Have you ever heard of Carnival? I'm guessing that your mind first jumped to Rio de Janeiro and its Carnival. Carnaval dominicano is different, with its own particular history, but is also filled with color and music. February is the month of Carnival in the Dominican Republic, with towns all over the country celebrating every Sunday afternoon. The first recorded carnival in the Dominican Republic was held in La Vega in 1510. For many years, people who were enslaved were encouraged by their enslavers to celebrate Carnival because it was an opportunity to let loose once a year and theoretically served as a distraction from the horrors of slavery. The enslavers were Christian and incorporated some Christian elements into the celebration, including its approximate celebration before Lent, or cuaresma. Over the years, the purpose of Carnival changed. When the Dominican Republic gained independence from Haiti on February 27th, 1844, independence celebrations were built into the Carnival celebrations. The popularity of Carnival continued to grow, and despite fluctuations in participation and various attempts to control it by politicians, today it maintains its significance to Dominican culture.
One of the most notable parts of the carnaval dominicano is the presence of various masked or costumed characters. The main character is El Diablo Cojuelo, or "limping devil," and its variations. Every town or region has its own characters, as well, which each have their own backstory and importance as well. Nearly all the characters are very elaborately costumed, and the costumes and masks are generally handmade by artisans. The most characteristic costume in the Santiago carnival is that of the lechones, a take on the limping devil. They carry verjigas (originally inflated cow bladders, hence the name), as do many of the devil characters, in addition to rope whips which they snap loudly as they walk. The lechones wear masks with a nose and horns which are loosely based on stylized pig heads. Each neighborhood has a slightly different variation on the shape of their mask and its decorations. In Los Pepines, for example, the horns have little spikes coming off of them; in La Joya, the horns are left smooth. The masks are made by first forming a mold out of clay, or barro, before covering it in paper mache. The paper mache, once dry, is removed and filled with plaster to create a reusable mold. The masks are actually paper mache, usually made with crepe paper, and are decorated with paint, spikes, flowers, and all sorts of other accessories.
As one of our cultural mentoring activities, we had the opportunity to visit an artisan named Juan Pascual who has been making Carnival masks for over 40 years. He explained the process of making the masks and showed us around his workshop so that we could see more of the various works-in-progress. To top it all off, we had the chance to paint our own mini-lechón masks! Before beginning to paint, we asked if the specific designs painted on carried special meaning (so that we could avoid misusing them, if so). We learned they generally don't and are instead just the result of the artist's imagination at the time. With that in mind, we began to paint. I chose to freehand mine, while Hazel drew her pattern out before beginning to add color. When we finished, we agreed each of our masks was a good reflection of our own personal styles. Our cultural mentor Laura, meanwhile, was crafting her own mini-mold– which was not nearly as easy as Juan Pascual had made it look.

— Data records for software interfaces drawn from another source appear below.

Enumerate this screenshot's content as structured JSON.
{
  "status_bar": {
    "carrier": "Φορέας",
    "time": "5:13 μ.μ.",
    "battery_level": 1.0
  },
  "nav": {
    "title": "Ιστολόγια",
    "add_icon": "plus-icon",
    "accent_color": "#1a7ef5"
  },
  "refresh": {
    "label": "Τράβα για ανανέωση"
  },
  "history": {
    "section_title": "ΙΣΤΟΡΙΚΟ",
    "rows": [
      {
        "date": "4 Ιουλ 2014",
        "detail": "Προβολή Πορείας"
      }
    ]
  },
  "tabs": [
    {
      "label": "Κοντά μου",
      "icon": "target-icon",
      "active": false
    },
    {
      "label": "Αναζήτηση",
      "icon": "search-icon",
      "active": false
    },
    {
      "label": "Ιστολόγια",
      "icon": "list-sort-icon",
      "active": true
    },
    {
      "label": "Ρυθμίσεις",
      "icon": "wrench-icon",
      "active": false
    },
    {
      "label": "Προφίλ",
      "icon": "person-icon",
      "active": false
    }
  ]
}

Over our time here in the Dominican Republic, we've had the opportunity to not only learn about the history of Carnival but to visit the celebrations in Santiago and La Vega. It was amazing to see the vibrance of the people and the characters come to life on the streets. Although the main month of Carnival is now over, we are continuing to learn more about other aspects of Dominican culture and history, and I encourage you to do the same.
'Til next time!